Tomorrow marks three years since President Obama signed the Patient Protection and Affordable Care Act into law, and a new poll says a majority of Americans don't understand how it will affect them.
According to the March poll by the Kaiser Family Foundation, 57 percent of Americans say they don't have enough information about the PPACA to understand how it will affect them. Among the uninsured, that figure rises to 67 percent.
On the question of Medicaid expansion, 78 percent of Americans said they had not heard enough to say whether their state's governor had announced a decision. Forty-eight percent say they have heard nothing at all about their state's decision on whether to run its own health insurance marketplace, and 29 percent said they had heard only a little.
The poll said 58 percent of adults think the rate of growth of national health expenditures has increased faster than normal in recent years, although it has actually slowed "markedly," in Kaiser's words.
Sixty-two percent of respondents say they have had no direct experience with the law so far.
Public opinion on the law remains divided, largely on party lines, with 37 percent viewing it favorably, 40 percent viewing it unfavorably and 23 percent declining to offer an opinion.

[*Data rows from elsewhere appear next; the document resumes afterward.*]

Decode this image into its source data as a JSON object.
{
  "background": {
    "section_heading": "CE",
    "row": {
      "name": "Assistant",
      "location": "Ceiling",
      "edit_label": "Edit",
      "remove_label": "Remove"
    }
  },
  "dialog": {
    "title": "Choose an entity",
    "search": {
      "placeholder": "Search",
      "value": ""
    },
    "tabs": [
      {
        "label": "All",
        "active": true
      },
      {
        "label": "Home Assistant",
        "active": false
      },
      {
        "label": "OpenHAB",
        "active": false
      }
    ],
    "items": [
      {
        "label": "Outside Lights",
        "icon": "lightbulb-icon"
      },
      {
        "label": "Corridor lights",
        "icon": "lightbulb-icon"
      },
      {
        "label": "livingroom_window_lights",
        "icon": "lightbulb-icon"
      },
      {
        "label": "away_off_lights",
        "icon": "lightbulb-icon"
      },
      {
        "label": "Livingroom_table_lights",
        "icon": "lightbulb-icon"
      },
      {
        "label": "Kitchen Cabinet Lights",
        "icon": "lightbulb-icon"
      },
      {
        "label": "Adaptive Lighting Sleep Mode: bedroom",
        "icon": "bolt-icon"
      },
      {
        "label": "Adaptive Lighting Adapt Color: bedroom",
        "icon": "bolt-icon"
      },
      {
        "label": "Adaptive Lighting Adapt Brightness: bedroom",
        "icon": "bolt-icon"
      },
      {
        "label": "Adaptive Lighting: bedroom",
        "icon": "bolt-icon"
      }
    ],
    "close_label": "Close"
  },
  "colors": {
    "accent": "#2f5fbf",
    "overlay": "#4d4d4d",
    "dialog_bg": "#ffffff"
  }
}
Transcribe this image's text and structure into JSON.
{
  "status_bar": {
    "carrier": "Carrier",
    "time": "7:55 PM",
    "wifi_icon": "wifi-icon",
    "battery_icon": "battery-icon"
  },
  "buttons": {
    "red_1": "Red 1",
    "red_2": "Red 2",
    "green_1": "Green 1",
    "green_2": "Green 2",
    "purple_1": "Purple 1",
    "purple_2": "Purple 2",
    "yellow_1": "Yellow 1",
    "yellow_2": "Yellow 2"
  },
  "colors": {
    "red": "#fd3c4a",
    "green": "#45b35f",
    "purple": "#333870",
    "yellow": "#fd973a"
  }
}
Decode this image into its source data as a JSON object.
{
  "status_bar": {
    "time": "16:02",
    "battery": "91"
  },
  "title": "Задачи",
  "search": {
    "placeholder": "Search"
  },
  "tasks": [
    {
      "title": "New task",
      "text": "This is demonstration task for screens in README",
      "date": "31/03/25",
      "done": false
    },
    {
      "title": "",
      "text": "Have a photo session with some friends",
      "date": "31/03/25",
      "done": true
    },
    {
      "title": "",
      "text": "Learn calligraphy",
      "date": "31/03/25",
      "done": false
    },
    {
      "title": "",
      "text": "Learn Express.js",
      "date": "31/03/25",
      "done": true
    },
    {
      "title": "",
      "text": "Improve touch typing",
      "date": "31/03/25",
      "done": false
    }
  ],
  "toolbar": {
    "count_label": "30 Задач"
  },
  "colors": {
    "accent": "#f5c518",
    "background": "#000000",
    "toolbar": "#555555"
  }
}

As in previous polls, Kaiser said, the law's most popular provisions are among the least widely recognized, and vice versa, and many Americans hold misimpressions about the law's contents.